◆ Source information
·····
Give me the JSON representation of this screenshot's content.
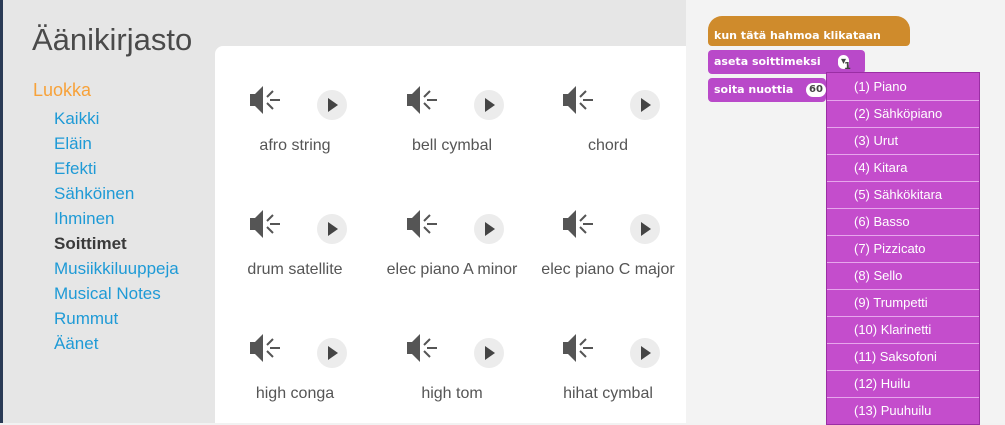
{
  "library": {
    "title": "Äänikirjasto",
    "category_heading": "Luokka",
    "categories": [
      "Kaikki",
      "Eläin",
      "Efekti",
      "Sähköinen",
      "Ihminen",
      "Soittimet",
      "Musiikkiluuppeja",
      "Musical Notes",
      "Rummut",
      "Äänet"
    ],
    "selected_category": "Soittimet",
    "sounds": [
      "afro string",
      "bell cymbal",
      "chord",
      "drum satellite",
      "elec piano A minor",
      "elec piano C major",
      "high conga",
      "high tom",
      "hihat cymbal"
    ]
  },
  "scripts": {
    "hat_block": "kun tätä hahmoa klikataan",
    "set_instrument_block": "aseta soittimeksi",
    "set_instrument_value": "1",
    "play_note_block": "soita nuottia",
    "play_note_value": "60",
    "instrument_options": [
      "(1) Piano",
      "(2) Sähköpiano",
      "(3) Urut",
      "(4) Kitara",
      "(5) Sähkökitara",
      "(6) Basso",
      "(7) Pizzicato",
      "(8) Sello",
      "(9) Trumpetti",
      "(10) Klarinetti",
      "(11) Saksofoni",
      "(12) Huilu",
      "(13) Puuhuilu"
    ]
  },
  "colors": {
    "category_accent": "#f7a23a",
    "link": "#1e9ad6",
    "events_block": "#cf8b2c",
    "sound_block": "#b949c9"
  }
}
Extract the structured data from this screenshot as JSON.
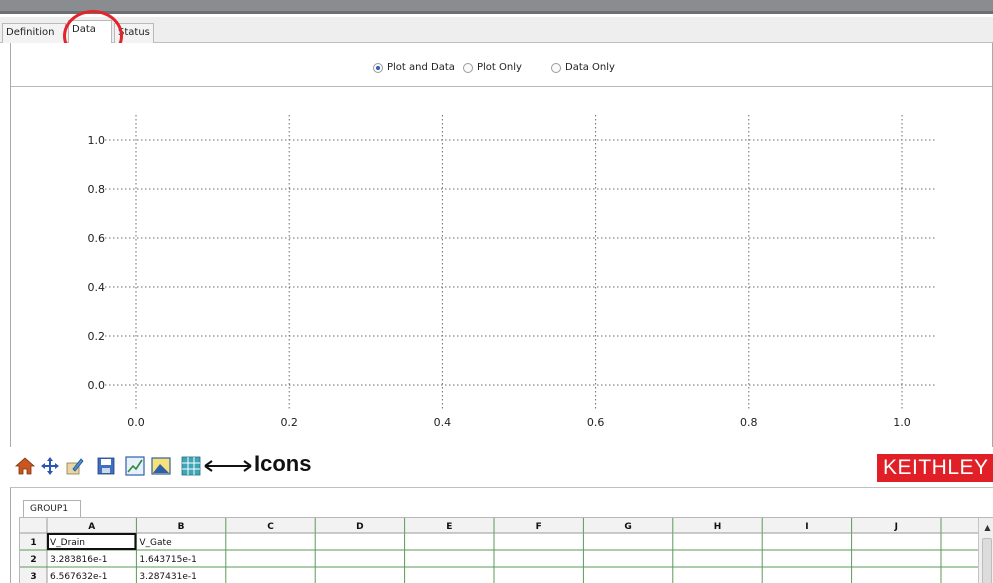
{
  "tabs": [
    {
      "label": "Definition",
      "active": false
    },
    {
      "label": "Data",
      "active": true
    },
    {
      "label": "Status",
      "active": false
    }
  ],
  "view_mode": {
    "options": [
      "Plot and Data",
      "Plot Only",
      "Data Only"
    ],
    "selected": "Plot and Data"
  },
  "toolbar": {
    "icons": [
      "home-icon",
      "move-icon",
      "edit-icon",
      "save-icon",
      "chart-icon",
      "image-icon",
      "table-icon"
    ],
    "annotation": "Icons"
  },
  "brand": {
    "logo_text": "KEITHLEY",
    "color": "#e01f26"
  },
  "highlight_color": "#e3242b",
  "chart_data": {
    "type": "line",
    "title": "",
    "xlabel": "",
    "ylabel": "",
    "xlim": [
      0.0,
      1.0
    ],
    "ylim": [
      0.0,
      1.0
    ],
    "x_ticks": [
      "0.0",
      "0.2",
      "0.4",
      "0.6",
      "0.8",
      "1.0"
    ],
    "y_ticks": [
      "0.0",
      "0.2",
      "0.4",
      "0.6",
      "0.8",
      "1.0"
    ],
    "grid": true,
    "series": []
  },
  "sheet": {
    "group_tab": "GROUP1",
    "columns": [
      "A",
      "B",
      "C",
      "D",
      "E",
      "F",
      "G",
      "H",
      "I",
      "J"
    ],
    "rows": [
      {
        "num": "1",
        "cells": [
          "V_Drain",
          "V_Gate"
        ]
      },
      {
        "num": "2",
        "cells": [
          "3.283816e-1",
          "1.643715e-1"
        ]
      },
      {
        "num": "3",
        "cells": [
          "6.567632e-1",
          "3.287431e-1"
        ]
      }
    ]
  }
}
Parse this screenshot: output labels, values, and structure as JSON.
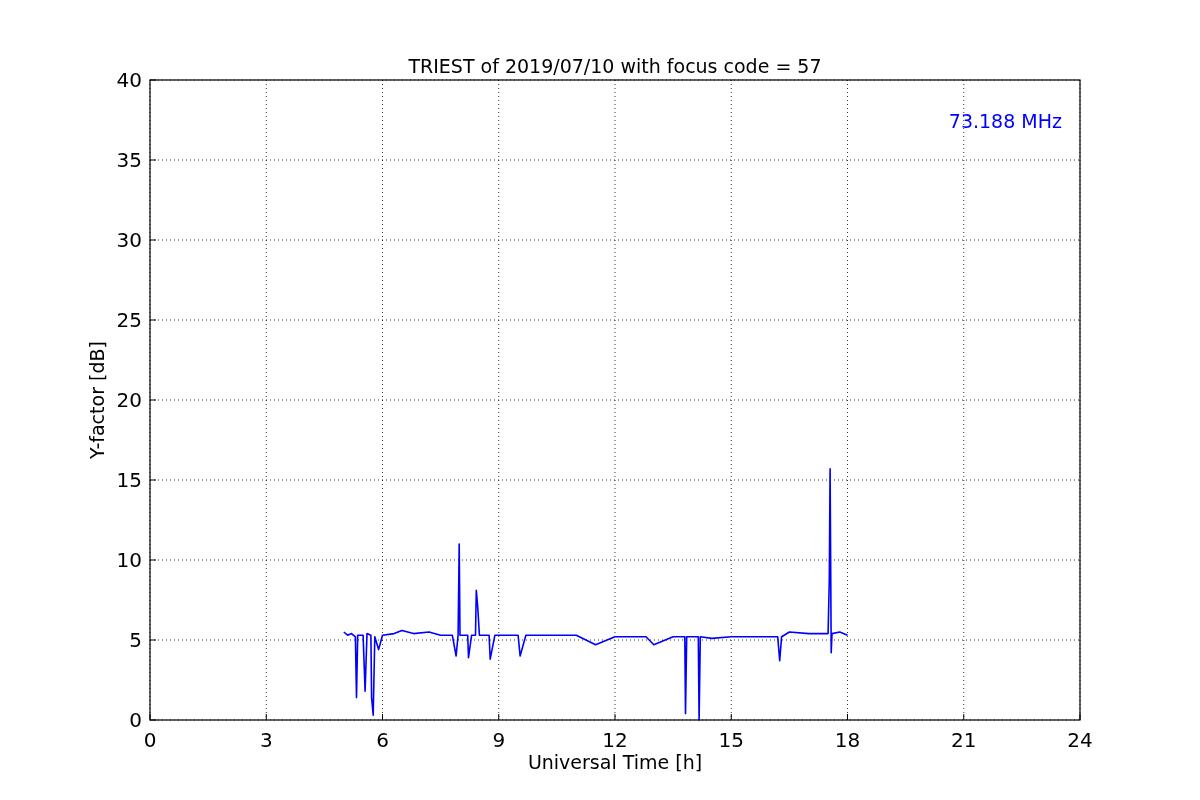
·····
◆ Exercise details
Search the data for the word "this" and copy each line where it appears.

◆ Task output
Give me the JSON representation of this screenshot's content.
Extract the structured data from this screenshot as JSON.
Parse this screenshot: output labels, values, and structure as JSON.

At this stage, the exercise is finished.